- BHP Biliton (not subject to transformation - no operations in SA)
- African Rainbow Materials
- Royal Bafokeng Platinum
- Northam Platinum
- Anglo American Platinum
Investing in the sector:
Currently, it is still only speculation as to what the final Charter will contain and what will be signed into Law. However, we can use the draft Charter as guidance and if we make certain assumptions about transformation goals and BEE ownership, then the above analysis should help one mitigate the risk caused by the uncertainty.
I don’t believe the policy uncertainty should deter investors from buying into the sector. On the contrary, SA mining companies are currently at very attractive price levels and present a good buying opportunity. There has been a general sell-off in the sector over the last 2 weeks (as can be seen in the Mining Index below), particularly since the rand started to strengthen.
credit: Graph Provided by Sharenet Advanced Online Charts
My preference is for companies with good current BEE credentials and which offer diversification and broad exposure. Commodity prices are likely to be supported by the expected increase in global GDP growth. Iron ore prices have fallen steadily since mid-March 2017, but the price has since stabilised. I believe there are a few bargains to pick up at current price levels. Of the diversified majors, BHP Biliton (R201.75) and Anglo American (R185.99) are my picks.
Portfolio Manager and Securities Trader

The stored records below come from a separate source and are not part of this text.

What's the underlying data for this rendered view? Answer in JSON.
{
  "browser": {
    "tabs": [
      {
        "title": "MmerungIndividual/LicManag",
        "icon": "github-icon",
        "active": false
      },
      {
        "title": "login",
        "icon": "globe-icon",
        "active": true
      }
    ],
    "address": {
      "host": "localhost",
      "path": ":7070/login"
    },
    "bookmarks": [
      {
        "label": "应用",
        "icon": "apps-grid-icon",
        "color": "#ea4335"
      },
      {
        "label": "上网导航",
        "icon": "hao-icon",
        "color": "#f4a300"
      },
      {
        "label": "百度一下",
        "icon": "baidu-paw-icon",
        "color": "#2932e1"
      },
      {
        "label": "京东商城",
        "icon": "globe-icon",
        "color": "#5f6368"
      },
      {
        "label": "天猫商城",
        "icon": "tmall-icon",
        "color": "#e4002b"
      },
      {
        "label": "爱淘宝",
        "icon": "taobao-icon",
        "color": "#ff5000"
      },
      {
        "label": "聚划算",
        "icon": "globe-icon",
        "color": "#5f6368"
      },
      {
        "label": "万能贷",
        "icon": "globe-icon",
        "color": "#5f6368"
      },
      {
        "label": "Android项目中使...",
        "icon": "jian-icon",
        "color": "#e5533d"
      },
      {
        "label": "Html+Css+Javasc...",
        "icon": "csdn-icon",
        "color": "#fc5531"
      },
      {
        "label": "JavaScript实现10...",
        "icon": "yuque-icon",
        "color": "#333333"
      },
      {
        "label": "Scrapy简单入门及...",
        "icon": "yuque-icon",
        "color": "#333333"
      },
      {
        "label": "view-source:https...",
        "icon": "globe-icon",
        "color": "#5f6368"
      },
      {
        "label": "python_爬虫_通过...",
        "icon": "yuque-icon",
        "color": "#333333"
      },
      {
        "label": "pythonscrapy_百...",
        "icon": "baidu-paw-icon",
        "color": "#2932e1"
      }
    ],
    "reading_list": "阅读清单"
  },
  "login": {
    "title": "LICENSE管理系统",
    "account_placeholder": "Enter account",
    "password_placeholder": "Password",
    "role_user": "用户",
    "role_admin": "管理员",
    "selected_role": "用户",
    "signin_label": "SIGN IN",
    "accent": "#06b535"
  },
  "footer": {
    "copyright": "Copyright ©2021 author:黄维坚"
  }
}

Cheyne has spent the last 10 years working in London, holding numerous positions within Equity and Equity Derivatives at various Investment Banks. His main focus has been on South African and Emerging Markets and also gained good exposure to global equity markets and products. He completed both his BCom degree in Economics and his BCom. Honours in Financial Analysis and Portfolio Management at the University of Cape Town. After completing each of the rigorous exams, Cheyne became a CFA Charterholder in 2014.